Control Arms
Part IV

The following text and photos illustrate work performed on a 1998 Toyota Tacoma 4WD, but should also be representative of 1999, 2000, 2001, 2002, 2003 and 2004 Tacoma model years. Click photos to enlarge.
With the ball joint removed, you can remove the upper control arm pivot bolt. This is a long bolt that spans both front and rear bushings.  
In my case, a plastic harness clamp and a cable loom was in the way, preventing me from pulling the long bolt free on the driver's side (left side).

By removing the plastic clamp and moving the cable loom, I was able to slide the bolt out just barely below the battery tray. Your results may vary.

On the passenger (right) side, there was plenty of room beside the air box to slide the bolt out.

Old arm and bushing (left) and new arm and bushing (right). Installation is reverse of removal. Torque upper control arm bolts to spec. (87 lb/ft).

Now it's time to press the new upper ball joint into the steering knuckle. I used the same pitman arm puller that was used to press out the lower ball joints and the tie rod ends, but I cut the opening of the jaws to a dimension of 1.75". (Thanks to TTORA member "CajunTaco" for the tip) If you decide to do this, be sure to use the tool to press out the other joints first (lower BJs and TREs) before you cut it for use with the upper BJs. At the time of writing, this tool costs about $15 at AutoZone or $7 at Harbor Freight.

The Toyota upper ball joint (Part # 43310-39016) comes with these pieces: Instructions, new castle nut and cotter pin, c-clip, rubber boot, wire clamp, white grease (to be packed inside boot) and yellow grease (to be packed around dust seal opening (small end of boot)).

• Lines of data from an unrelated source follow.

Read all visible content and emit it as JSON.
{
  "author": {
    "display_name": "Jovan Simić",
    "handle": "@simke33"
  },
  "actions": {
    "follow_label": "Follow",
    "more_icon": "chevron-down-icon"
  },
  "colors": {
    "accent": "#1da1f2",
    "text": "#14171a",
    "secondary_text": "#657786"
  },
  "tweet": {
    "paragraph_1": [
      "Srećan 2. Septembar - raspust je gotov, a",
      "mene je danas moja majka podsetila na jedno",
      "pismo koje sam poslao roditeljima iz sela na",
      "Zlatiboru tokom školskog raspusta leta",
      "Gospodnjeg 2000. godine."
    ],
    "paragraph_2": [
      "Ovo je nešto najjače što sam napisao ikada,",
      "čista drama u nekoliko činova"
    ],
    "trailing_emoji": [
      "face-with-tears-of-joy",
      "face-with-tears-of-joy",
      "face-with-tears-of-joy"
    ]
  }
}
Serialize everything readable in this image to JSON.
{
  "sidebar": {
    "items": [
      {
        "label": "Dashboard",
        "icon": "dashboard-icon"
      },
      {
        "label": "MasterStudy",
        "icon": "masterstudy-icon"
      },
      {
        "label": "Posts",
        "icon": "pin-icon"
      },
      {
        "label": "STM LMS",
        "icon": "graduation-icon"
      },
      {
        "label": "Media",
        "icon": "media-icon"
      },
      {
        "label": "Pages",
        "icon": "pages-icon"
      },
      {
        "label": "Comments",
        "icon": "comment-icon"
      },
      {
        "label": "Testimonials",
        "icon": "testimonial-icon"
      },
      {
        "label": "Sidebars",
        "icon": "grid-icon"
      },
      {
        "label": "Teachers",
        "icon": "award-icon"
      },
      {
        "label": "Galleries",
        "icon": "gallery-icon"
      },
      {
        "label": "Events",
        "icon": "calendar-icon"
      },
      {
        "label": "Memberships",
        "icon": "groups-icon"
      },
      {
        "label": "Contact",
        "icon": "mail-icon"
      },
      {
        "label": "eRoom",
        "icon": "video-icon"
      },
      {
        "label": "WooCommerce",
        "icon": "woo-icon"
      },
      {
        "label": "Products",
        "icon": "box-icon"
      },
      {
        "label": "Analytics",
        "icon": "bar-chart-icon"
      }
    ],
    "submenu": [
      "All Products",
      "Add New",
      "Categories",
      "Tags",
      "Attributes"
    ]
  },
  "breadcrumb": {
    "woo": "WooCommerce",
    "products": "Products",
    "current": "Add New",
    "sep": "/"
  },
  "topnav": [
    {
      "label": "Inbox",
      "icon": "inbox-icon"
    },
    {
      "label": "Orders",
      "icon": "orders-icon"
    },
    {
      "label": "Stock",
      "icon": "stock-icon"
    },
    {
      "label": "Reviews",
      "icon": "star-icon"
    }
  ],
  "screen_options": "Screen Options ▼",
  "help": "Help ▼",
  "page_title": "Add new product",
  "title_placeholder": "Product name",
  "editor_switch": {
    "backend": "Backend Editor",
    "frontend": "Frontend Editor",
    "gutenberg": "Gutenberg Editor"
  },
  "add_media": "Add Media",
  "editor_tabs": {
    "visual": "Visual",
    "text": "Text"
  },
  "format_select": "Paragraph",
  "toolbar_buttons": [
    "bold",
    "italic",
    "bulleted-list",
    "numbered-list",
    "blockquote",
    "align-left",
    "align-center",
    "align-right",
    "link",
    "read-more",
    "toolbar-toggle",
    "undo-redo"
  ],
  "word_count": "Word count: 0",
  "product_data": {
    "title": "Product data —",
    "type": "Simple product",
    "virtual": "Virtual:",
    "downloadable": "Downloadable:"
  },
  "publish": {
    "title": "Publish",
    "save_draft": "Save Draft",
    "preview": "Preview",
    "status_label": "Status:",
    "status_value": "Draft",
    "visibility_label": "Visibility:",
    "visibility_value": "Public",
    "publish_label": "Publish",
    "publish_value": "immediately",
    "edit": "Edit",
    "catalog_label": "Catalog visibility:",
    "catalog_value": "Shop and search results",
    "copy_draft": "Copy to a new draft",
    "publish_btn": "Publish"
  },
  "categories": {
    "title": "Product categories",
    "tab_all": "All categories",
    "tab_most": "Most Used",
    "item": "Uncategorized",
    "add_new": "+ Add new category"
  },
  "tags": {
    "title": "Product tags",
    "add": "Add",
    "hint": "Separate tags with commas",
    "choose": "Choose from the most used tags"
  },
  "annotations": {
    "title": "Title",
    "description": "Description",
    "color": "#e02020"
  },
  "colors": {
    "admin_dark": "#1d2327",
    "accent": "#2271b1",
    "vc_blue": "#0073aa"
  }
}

With the modified pitman arm puller and a piece of flat steel (I used a SuperBar) carefully press the new joint into the steering knuckle. As you tighten the bolt and press the joint, be sure to watch the circumference of the joint seat to ensure it presses evenly into the opening. (The white plastic you see in the photo is a cable-tie that I used to help support the steering knuckle.)

On to Part V